* _Task description_: Each record below should be output verbatim, without pictures.
Start of Data provided
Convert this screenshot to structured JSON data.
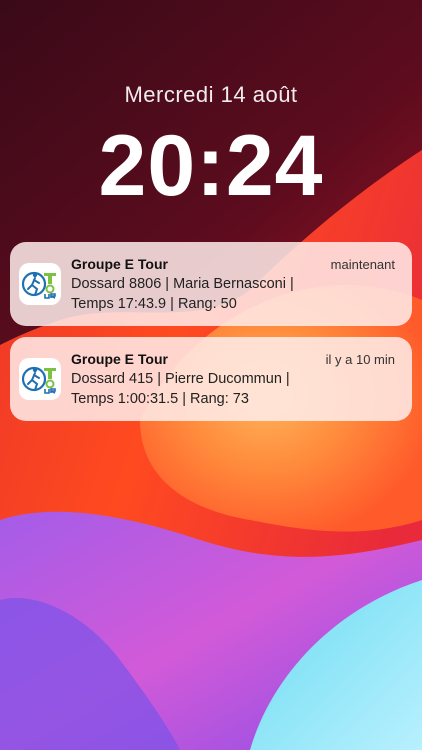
{
  "lockscreen": {
    "date": "Mercredi 14 août",
    "time": "20:24"
  },
  "notifications": [
    {
      "app": "Groupe E Tour",
      "timestamp": "maintenant",
      "line1": "Dossard 8806 | Maria Bernasconi |",
      "line2": "Temps 17:43.9 | Rang: 50",
      "icon": "groupe-e-tour-app-icon"
    },
    {
      "app": "Groupe E Tour",
      "timestamp": "il y a 10 min",
      "line1": "Dossard 415 | Pierre Ducommun |",
      "line2": "Temps 1:00:31.5 | Rang: 73",
      "icon": "groupe-e-tour-app-icon"
    }
  ],
  "colors": {
    "notification_bg": "#ffece9",
    "logo_blue": "#1f6fb3",
    "logo_green": "#7cc242"
  }
}
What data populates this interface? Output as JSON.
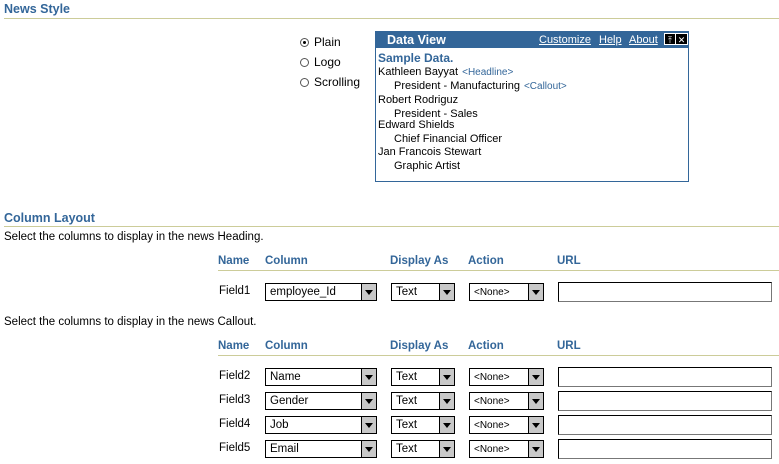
{
  "news_style": {
    "title": "News Style",
    "options": [
      {
        "label": "Plain",
        "checked": true
      },
      {
        "label": "Logo",
        "checked": false
      },
      {
        "label": "Scrolling",
        "checked": false
      }
    ]
  },
  "data_view": {
    "title": "Data View",
    "links": [
      "Customize",
      "Help",
      "About"
    ],
    "controls": [
      "pin-icon",
      "close-icon"
    ],
    "sample_label": "Sample Data.",
    "rows": [
      {
        "text": "Kathleen Bayyat",
        "tag": "<Headline>"
      },
      {
        "text": "President - Manufacturing",
        "tag": "<Callout>"
      },
      {
        "text": "Robert Rodriguz",
        "tag": ""
      },
      {
        "text": "President - Sales",
        "tag": ""
      },
      {
        "text": "Edward Shields",
        "tag": ""
      },
      {
        "text": "Chief Financial Officer",
        "tag": ""
      },
      {
        "text": "Jan Francois Stewart",
        "tag": ""
      },
      {
        "text": "Graphic Artist",
        "tag": ""
      }
    ]
  },
  "column_layout": {
    "title": "Column Layout",
    "heading_instruction": "Select the columns to display in the news Heading.",
    "callout_instruction": "Select the columns to display in the news Callout.",
    "headers": {
      "name": "Name",
      "column": "Column",
      "display_as": "Display As",
      "action": "Action",
      "url": "URL"
    },
    "heading_fields": [
      {
        "name": "Field1",
        "column": "employee_Id",
        "display_as": "Text",
        "action": "<None>",
        "url": ""
      }
    ],
    "callout_fields": [
      {
        "name": "Field2",
        "column": "Name",
        "display_as": "Text",
        "action": "<None>",
        "url": ""
      },
      {
        "name": "Field3",
        "column": "Gender",
        "display_as": "Text",
        "action": "<None>",
        "url": ""
      },
      {
        "name": "Field4",
        "column": "Job",
        "display_as": "Text",
        "action": "<None>",
        "url": ""
      },
      {
        "name": "Field5",
        "column": "Email",
        "display_as": "Text",
        "action": "<None>",
        "url": ""
      }
    ]
  },
  "colors": {
    "accent": "#336699",
    "rule": "#cccc99"
  }
}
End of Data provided
* _Task result_:
Convert this screenshot to structured JSON data.
{
  "lockscreen": {
    "date": "Mercredi 14 août",
    "time": "20:24"
  },
  "notifications": [
    {
      "app": "Groupe E Tour",
      "timestamp": "maintenant",
      "line1": "Dossard 8806 | Maria Bernasconi |",
      "line2": "Temps 17:43.9 | Rang: 50",
      "icon": "groupe-e-tour-app-icon"
    },
    {
      "app": "Groupe E Tour",
      "timestamp": "il y a 10 min",
      "line1": "Dossard 415 | Pierre Ducommun |",
      "line2": "Temps 1:00:31.5 | Rang: 73",
      "icon": "groupe-e-tour-app-icon"
    }
  ],
  "colors": {
    "notification_bg": "#ffece9",
    "logo_blue": "#1f6fb3",
    "logo_green": "#7cc242"
  }
}
What data populates this interface? Output as JSON.
{
  "news_style": {
    "title": "News Style",
    "options": [
      {
        "label": "Plain",
        "checked": true
      },
      {
        "label": "Logo",
        "checked": false
      },
      {
        "label": "Scrolling",
        "checked": false
      }
    ]
  },
  "data_view": {
    "title": "Data View",
    "links": [
      "Customize",
      "Help",
      "About"
    ],
    "controls": [
      "pin-icon",
      "close-icon"
    ],
    "sample_label": "Sample Data.",
    "rows": [
      {
        "text": "Kathleen Bayyat",
        "tag": "<Headline>"
      },
      {
        "text": "President - Manufacturing",
        "tag": "<Callout>"
      },
      {
        "text": "Robert Rodriguz",
        "tag": ""
      },
      {
        "text": "President - Sales",
        "tag": ""
      },
      {
        "text": "Edward Shields",
        "tag": ""
      },
      {
        "text": "Chief Financial Officer",
        "tag": ""
      },
      {
        "text": "Jan Francois Stewart",
        "tag": ""
      },
      {
        "text": "Graphic Artist",
        "tag": ""
      }
    ]
  },
  "column_layout": {
    "title": "Column Layout",
    "heading_instruction": "Select the columns to display in the news Heading.",
    "callout_instruction": "Select the columns to display in the news Callout.",
    "headers": {
      "name": "Name",
      "column": "Column",
      "display_as": "Display As",
      "action": "Action",
      "url": "URL"
    },
    "heading_fields": [
      {
        "name": "Field1",
        "column": "employee_Id",
        "display_as": "Text",
        "action": "<None>",
        "url": ""
      }
    ],
    "callout_fields": [
      {
        "name": "Field2",
        "column": "Name",
        "display_as": "Text",
        "action": "<None>",
        "url": ""
      },
      {
        "name": "Field3",
        "column": "Gender",
        "display_as": "Text",
        "action": "<None>",
        "url": ""
      },
      {
        "name": "Field4",
        "column": "Job",
        "display_as": "Text",
        "action": "<None>",
        "url": ""
      },
      {
        "name": "Field5",
        "column": "Email",
        "display_as": "Text",
        "action": "<None>",
        "url": ""
      }
    ]
  },
  "colors": {
    "accent": "#336699",
    "rule": "#cccc99"
  }
}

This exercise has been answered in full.